MATERIAL TO PROCESS

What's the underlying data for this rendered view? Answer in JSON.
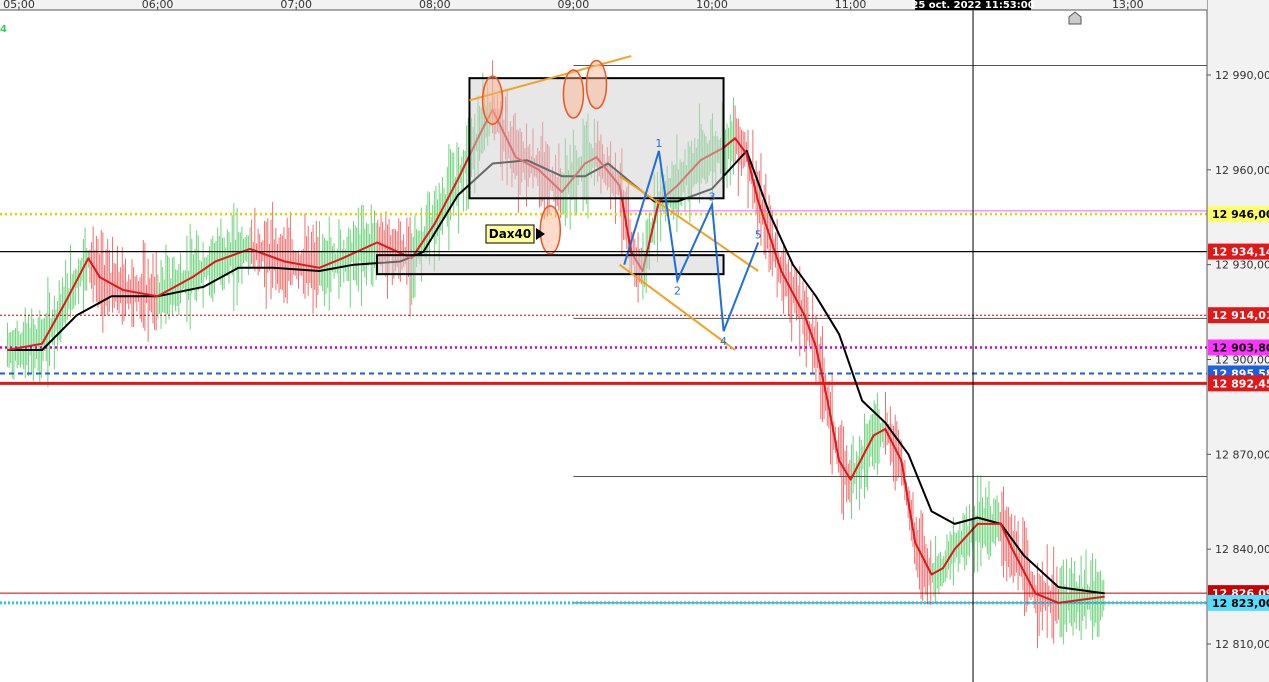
{
  "chart_data": {
    "type": "line",
    "instrument_label": "Dax40",
    "corner_label": "4",
    "crosshair_time": "25 oct. 2022 11:53:00",
    "x_ticks": [
      "05:00",
      "06:00",
      "07:00",
      "08:00",
      "09:00",
      "10:00",
      "11:00",
      "13:00"
    ],
    "x_range": [
      "05:00",
      "13:00"
    ],
    "y_ticks": [
      12990,
      12960,
      12930,
      12900,
      12870,
      12840,
      12810
    ],
    "y_tick_labels": [
      "12 990,00",
      "12 960,00",
      "12 930,00",
      "12 900,00",
      "12 870,00",
      "12 840,00",
      "12 810,00"
    ],
    "ylim": [
      12800,
      13004
    ],
    "grid": false,
    "price_levels": [
      {
        "value": 12946.0,
        "label": "12 946,00",
        "color": "#e8d000",
        "style": "dotted",
        "badge_bg": "#ffff66",
        "badge_fg": "#000000"
      },
      {
        "value": 12934.14,
        "label": "12 934,14",
        "color": "#000000",
        "style": "solid",
        "badge_bg": "#e01818",
        "badge_fg": "#ffffff"
      },
      {
        "value": 12914.01,
        "label": "12 914,01",
        "color": "#c00000",
        "style": "dotted-thin",
        "badge_bg": "#e01818",
        "badge_fg": "#ffffff"
      },
      {
        "value": 12903.8,
        "label": "12 903,80",
        "color": "#cc00cc",
        "style": "dotted",
        "badge_bg": "#ff33ff",
        "badge_fg": "#000000"
      },
      {
        "value": 12895.58,
        "label": "12 895,58",
        "color": "#1e5fd0",
        "style": "dashed",
        "badge_bg": "#1e5fe0",
        "badge_fg": "#ffffff"
      },
      {
        "value": 12892.45,
        "label": "12 892,45",
        "color": "#e01818",
        "style": "solid-thick",
        "badge_bg": "#e01818",
        "badge_fg": "#ffffff"
      },
      {
        "value": 12826.09,
        "label": "12 826,09",
        "color": "#c00000",
        "style": "solid-thin",
        "badge_bg": "#c80000",
        "badge_fg": "#ffffff"
      },
      {
        "value": 12823.0,
        "label": "12 823,00",
        "color": "#22ccee",
        "style": "dotted-thick",
        "badge_bg": "#55ddff",
        "badge_fg": "#000000"
      }
    ],
    "ema_fast": {
      "color": "#e01818",
      "points": [
        [
          "04:55",
          12903
        ],
        [
          "05:10",
          12905
        ],
        [
          "05:20",
          12918
        ],
        [
          "05:30",
          12932
        ],
        [
          "05:35",
          12926
        ],
        [
          "05:45",
          12922
        ],
        [
          "06:00",
          12920
        ],
        [
          "06:15",
          12926
        ],
        [
          "06:25",
          12931
        ],
        [
          "06:40",
          12935
        ],
        [
          "06:55",
          12931
        ],
        [
          "07:10",
          12929
        ],
        [
          "07:20",
          12932
        ],
        [
          "07:35",
          12937
        ],
        [
          "07:50",
          12932
        ],
        [
          "08:00",
          12943
        ],
        [
          "08:10",
          12957
        ],
        [
          "08:20",
          12972
        ],
        [
          "08:25",
          12979
        ],
        [
          "08:35",
          12964
        ],
        [
          "08:45",
          12960
        ],
        [
          "08:55",
          12953
        ],
        [
          "09:05",
          12962
        ],
        [
          "09:10",
          12964
        ],
        [
          "09:20",
          12955
        ],
        [
          "09:25",
          12934
        ],
        [
          "09:30",
          12928
        ],
        [
          "09:37",
          12950
        ],
        [
          "09:45",
          12955
        ],
        [
          "09:55",
          12963
        ],
        [
          "10:05",
          12967
        ],
        [
          "10:10",
          12970
        ],
        [
          "10:15",
          12965
        ],
        [
          "10:20",
          12950
        ],
        [
          "10:30",
          12928
        ],
        [
          "10:40",
          12914
        ],
        [
          "10:45",
          12904
        ],
        [
          "10:50",
          12887
        ],
        [
          "10:55",
          12868
        ],
        [
          "11:00",
          12862
        ],
        [
          "11:10",
          12876
        ],
        [
          "11:15",
          12878
        ],
        [
          "11:22",
          12868
        ],
        [
          "11:28",
          12842
        ],
        [
          "11:35",
          12832
        ],
        [
          "11:40",
          12834
        ],
        [
          "11:45",
          12840
        ],
        [
          "11:55",
          12848
        ],
        [
          "12:05",
          12848
        ],
        [
          "12:10",
          12840
        ],
        [
          "12:20",
          12826
        ],
        [
          "12:30",
          12823
        ],
        [
          "12:40",
          12824
        ],
        [
          "12:50",
          12825
        ]
      ]
    },
    "ema_slow": {
      "color": "#000000",
      "points": [
        [
          "04:55",
          12903
        ],
        [
          "05:10",
          12903
        ],
        [
          "05:25",
          12914
        ],
        [
          "05:40",
          12920
        ],
        [
          "06:00",
          12920
        ],
        [
          "06:20",
          12923
        ],
        [
          "06:35",
          12929
        ],
        [
          "06:50",
          12929
        ],
        [
          "07:10",
          12928
        ],
        [
          "07:25",
          12930
        ],
        [
          "07:45",
          12931
        ],
        [
          "07:55",
          12934
        ],
        [
          "08:10",
          12952
        ],
        [
          "08:25",
          12962
        ],
        [
          "08:40",
          12963
        ],
        [
          "08:55",
          12958
        ],
        [
          "09:05",
          12958
        ],
        [
          "09:15",
          12962
        ],
        [
          "09:25",
          12956
        ],
        [
          "09:35",
          12950
        ],
        [
          "09:45",
          12950
        ],
        [
          "10:00",
          12954
        ],
        [
          "10:10",
          12962
        ],
        [
          "10:15",
          12966
        ],
        [
          "10:25",
          12946
        ],
        [
          "10:35",
          12930
        ],
        [
          "10:45",
          12920
        ],
        [
          "10:55",
          12908
        ],
        [
          "11:05",
          12887
        ],
        [
          "11:15",
          12880
        ],
        [
          "11:25",
          12870
        ],
        [
          "11:35",
          12852
        ],
        [
          "11:45",
          12848
        ],
        [
          "11:55",
          12850
        ],
        [
          "12:05",
          12848
        ],
        [
          "12:15",
          12838
        ],
        [
          "12:30",
          12828
        ],
        [
          "12:40",
          12827
        ],
        [
          "12:50",
          12826
        ]
      ]
    },
    "annotations": {
      "rectangles": [
        {
          "x0": "08:15",
          "x1": "10:05",
          "y0": 12951,
          "y1": 12989
        },
        {
          "x0": "07:35",
          "x1": "10:05",
          "y0": 12927,
          "y1": 12933
        }
      ],
      "channel_upper": [
        [
          "08:15",
          12982
        ],
        [
          "09:25",
          12996
        ]
      ],
      "channel_lower_a": [
        [
          "09:20",
          12958
        ],
        [
          "10:20",
          12928
        ]
      ],
      "channel_lower_b": [
        [
          "09:20",
          12930
        ],
        [
          "10:10",
          12903
        ]
      ],
      "elliptical_highlights": [
        {
          "t": "08:25",
          "v": 12982
        },
        {
          "t": "09:00",
          "v": 12984
        },
        {
          "t": "09:10",
          "v": 12987
        },
        {
          "t": "08:50",
          "v": 12941
        }
      ],
      "wave": [
        [
          "09:22",
          12930
        ],
        [
          "09:37",
          12966
        ],
        [
          "09:45",
          12925
        ],
        [
          "10:00",
          12949
        ],
        [
          "10:05",
          12909
        ],
        [
          "10:20",
          12937
        ]
      ],
      "wave_labels": [
        {
          "text": "1",
          "t": "09:37",
          "v": 12966
        },
        {
          "text": "2",
          "t": "09:45",
          "v": 12925
        },
        {
          "text": "3",
          "t": "10:00",
          "v": 12949
        },
        {
          "text": "4",
          "t": "10:05",
          "v": 12909
        },
        {
          "text": "5",
          "t": "10:20",
          "v": 12937
        }
      ],
      "horizontal_segments": [
        {
          "x0": "09:00",
          "v": 12993
        },
        {
          "x0": "09:00",
          "v": 12913
        },
        {
          "x0": "09:00",
          "v": 12863
        },
        {
          "x0": "09:00",
          "v": 12823
        }
      ],
      "magenta_line": 12947,
      "crosshair_x": "11:53",
      "crosshair_y": 12934.14
    }
  }
}
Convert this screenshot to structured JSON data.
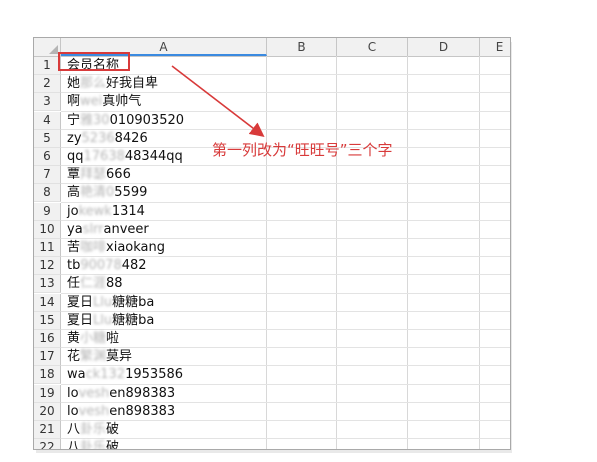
{
  "sheet": {
    "columns": [
      "A",
      "B",
      "C",
      "D",
      "E"
    ],
    "rows": [
      {
        "num": "1",
        "text": "会员名称"
      },
      {
        "num": "2",
        "pre": "她",
        "mask": "那么",
        "post": "好我自卑"
      },
      {
        "num": "3",
        "pre": "啊",
        "mask": "wei",
        "post": "真帅气"
      },
      {
        "num": "4",
        "pre": "宁",
        "mask": "雅30",
        "post": "010903520"
      },
      {
        "num": "5",
        "pre": "zy",
        "mask": "5236",
        "post": "8426"
      },
      {
        "num": "6",
        "pre": "qq",
        "mask": "17638",
        "post": "48344qq"
      },
      {
        "num": "7",
        "pre": "覃",
        "mask": "拜瑟",
        "post": "666"
      },
      {
        "num": "8",
        "pre": "高",
        "mask": "艳清0",
        "post": "5599"
      },
      {
        "num": "9",
        "pre": "jo",
        "mask": "kewk",
        "post": "1314"
      },
      {
        "num": "10",
        "pre": "ya",
        "mask": "slrr",
        "post": "anveer"
      },
      {
        "num": "11",
        "pre": "苦",
        "mask": "咖啡",
        "post": "xiaokang"
      },
      {
        "num": "12",
        "pre": "tb",
        "mask": "90078",
        "post": "482"
      },
      {
        "num": "13",
        "pre": "任",
        "mask": "仁涯",
        "post": "88"
      },
      {
        "num": "14",
        "pre": "夏日",
        "mask": "Llu",
        "post": "糖糖ba"
      },
      {
        "num": "15",
        "pre": "夏日",
        "mask": "Llu",
        "post": "糖糖ba"
      },
      {
        "num": "16",
        "pre": "黄",
        "mask": "小糖",
        "post": "啦"
      },
      {
        "num": "17",
        "pre": "花",
        "mask": "繁渊",
        "post": "莫异"
      },
      {
        "num": "18",
        "pre": "wa",
        "mask": "ck132",
        "post": "1953586"
      },
      {
        "num": "19",
        "pre": "lo",
        "mask": "vesh",
        "post": "en898383"
      },
      {
        "num": "20",
        "pre": "lo",
        "mask": "vesh",
        "post": "en898383"
      },
      {
        "num": "21",
        "pre": "八",
        "mask": "卦乐",
        "post": "破"
      },
      {
        "num": "22",
        "pre": "八",
        "mask": "卦乐",
        "post": "破"
      }
    ]
  },
  "annotation": {
    "text": "第一列改为“旺旺号”三个字",
    "color": "#d83a3a"
  }
}
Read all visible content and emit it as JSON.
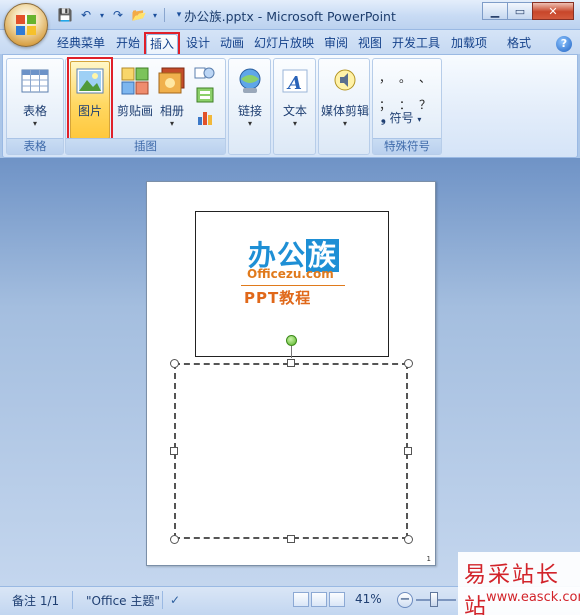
{
  "window": {
    "title": "办公族.pptx - Microsoft PowerPoint",
    "minimize": "▁",
    "maximize": "▭",
    "close": "✕"
  },
  "tabs": [
    {
      "label": "经典菜单"
    },
    {
      "label": "开始"
    },
    {
      "label": "插入"
    },
    {
      "label": "设计"
    },
    {
      "label": "动画"
    },
    {
      "label": "幻灯片放映"
    },
    {
      "label": "审阅"
    },
    {
      "label": "视图"
    },
    {
      "label": "开发工具"
    },
    {
      "label": "加载项"
    },
    {
      "label": "格式"
    }
  ],
  "ribbon": {
    "groups": {
      "table": {
        "label": "表格",
        "button": "表格"
      },
      "illustrations": {
        "label": "插图",
        "picture": "图片",
        "clipart": "剪贴画",
        "album": "相册"
      },
      "links": {
        "button": "链接"
      },
      "text": {
        "button": "文本"
      },
      "media": {
        "button": "媒体剪辑"
      },
      "symbols": {
        "label": "特殊符号",
        "chars": [
          "，",
          "。",
          "、",
          "；",
          "：",
          "？"
        ],
        "button": "符号"
      }
    }
  },
  "slide": {
    "logo_main": "办公",
    "logo_z": "族",
    "logo_sub": "Officezu.com",
    "logo_ppt": "PPT教程",
    "page_number": "1"
  },
  "status": {
    "slide_info": "备注 1/1",
    "theme": "\"Office 主题\"",
    "zoom": "41%"
  },
  "watermark": {
    "cn": "易采站长站",
    "en": "www.easck.com"
  }
}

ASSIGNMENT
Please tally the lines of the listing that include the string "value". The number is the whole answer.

SOLUTION TO THIS PROBLEM
8